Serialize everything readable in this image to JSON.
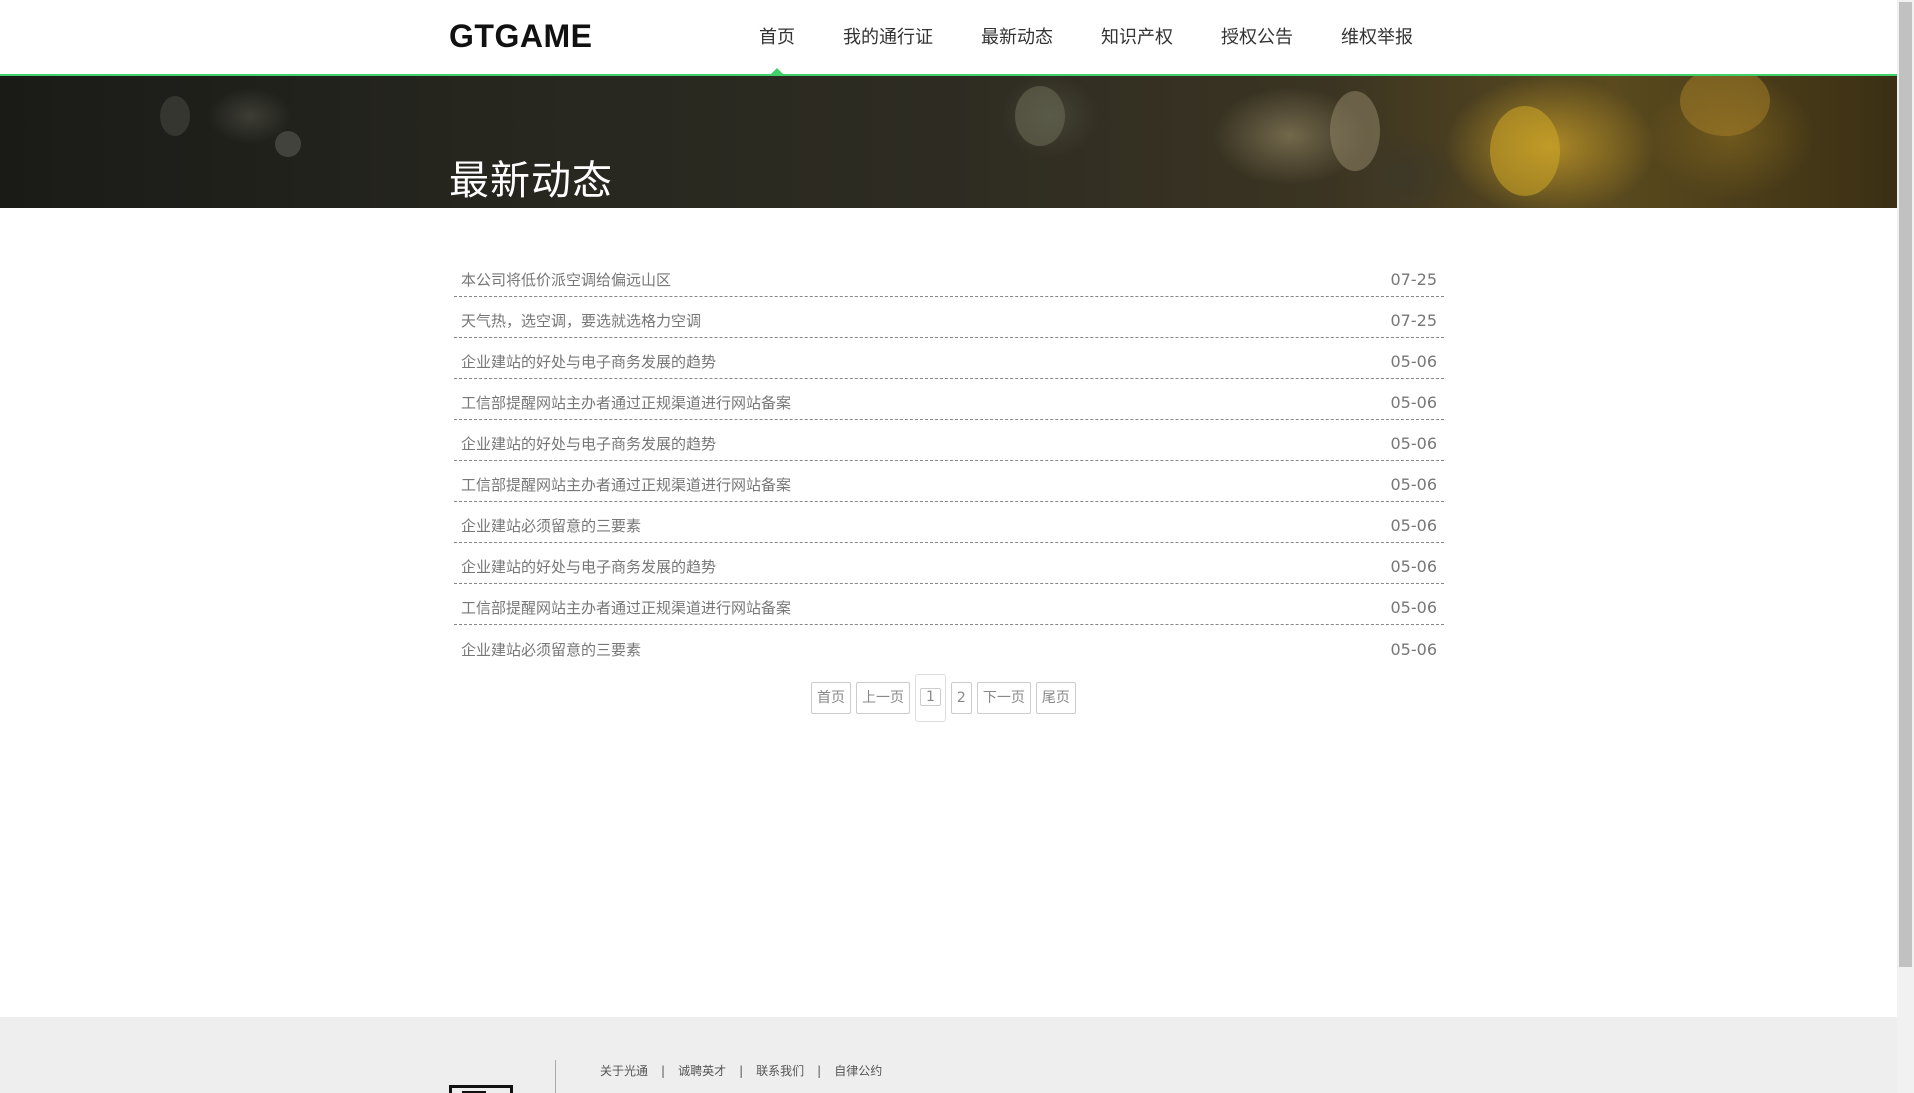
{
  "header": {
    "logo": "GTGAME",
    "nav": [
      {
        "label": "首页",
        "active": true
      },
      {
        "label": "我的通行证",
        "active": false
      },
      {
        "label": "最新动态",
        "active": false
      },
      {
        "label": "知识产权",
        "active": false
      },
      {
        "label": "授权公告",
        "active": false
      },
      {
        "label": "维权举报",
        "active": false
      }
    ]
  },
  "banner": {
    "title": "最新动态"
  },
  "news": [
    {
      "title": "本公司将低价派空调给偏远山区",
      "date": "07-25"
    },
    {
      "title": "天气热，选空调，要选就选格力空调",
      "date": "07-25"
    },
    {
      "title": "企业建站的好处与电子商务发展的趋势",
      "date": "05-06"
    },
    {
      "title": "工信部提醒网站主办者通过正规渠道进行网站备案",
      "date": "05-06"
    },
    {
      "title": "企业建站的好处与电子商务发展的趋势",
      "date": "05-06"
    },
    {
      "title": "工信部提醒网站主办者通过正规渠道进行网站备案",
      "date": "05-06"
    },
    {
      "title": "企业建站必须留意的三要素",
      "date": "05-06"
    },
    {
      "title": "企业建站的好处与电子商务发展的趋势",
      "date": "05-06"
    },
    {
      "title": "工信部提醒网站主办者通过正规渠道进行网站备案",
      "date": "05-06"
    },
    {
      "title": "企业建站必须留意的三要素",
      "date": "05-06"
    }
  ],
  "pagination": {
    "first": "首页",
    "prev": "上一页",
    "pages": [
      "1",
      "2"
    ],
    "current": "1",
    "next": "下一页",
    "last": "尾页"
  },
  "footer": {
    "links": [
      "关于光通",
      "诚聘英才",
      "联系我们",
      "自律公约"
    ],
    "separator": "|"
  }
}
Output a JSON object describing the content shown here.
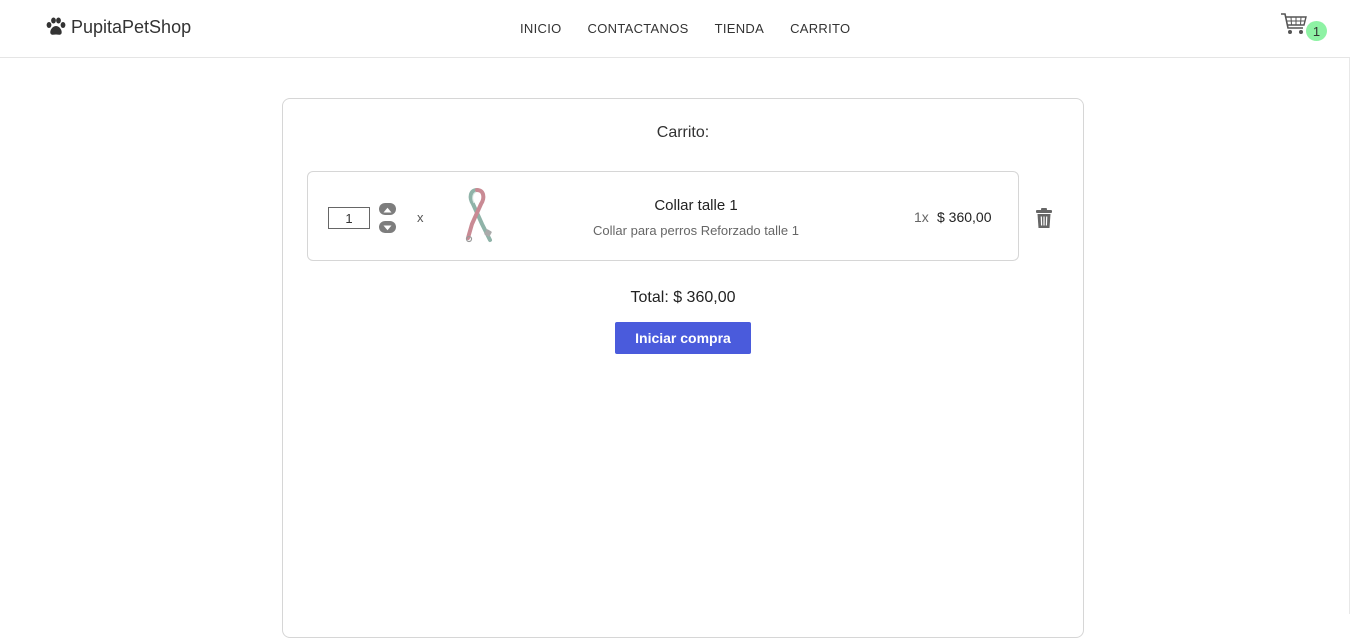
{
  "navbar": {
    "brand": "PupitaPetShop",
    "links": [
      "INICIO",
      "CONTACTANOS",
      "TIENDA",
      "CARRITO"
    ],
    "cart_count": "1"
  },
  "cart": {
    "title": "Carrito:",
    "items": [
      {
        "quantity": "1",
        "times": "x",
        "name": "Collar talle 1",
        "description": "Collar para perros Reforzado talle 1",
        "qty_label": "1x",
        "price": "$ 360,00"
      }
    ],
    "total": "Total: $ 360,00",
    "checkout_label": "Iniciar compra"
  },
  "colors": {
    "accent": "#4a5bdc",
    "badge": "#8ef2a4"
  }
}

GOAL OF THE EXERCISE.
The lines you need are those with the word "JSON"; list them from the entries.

TASK OUTPUT.
Serialize everything readable in this image to JSON.
Output a JSON object describing the content shown here.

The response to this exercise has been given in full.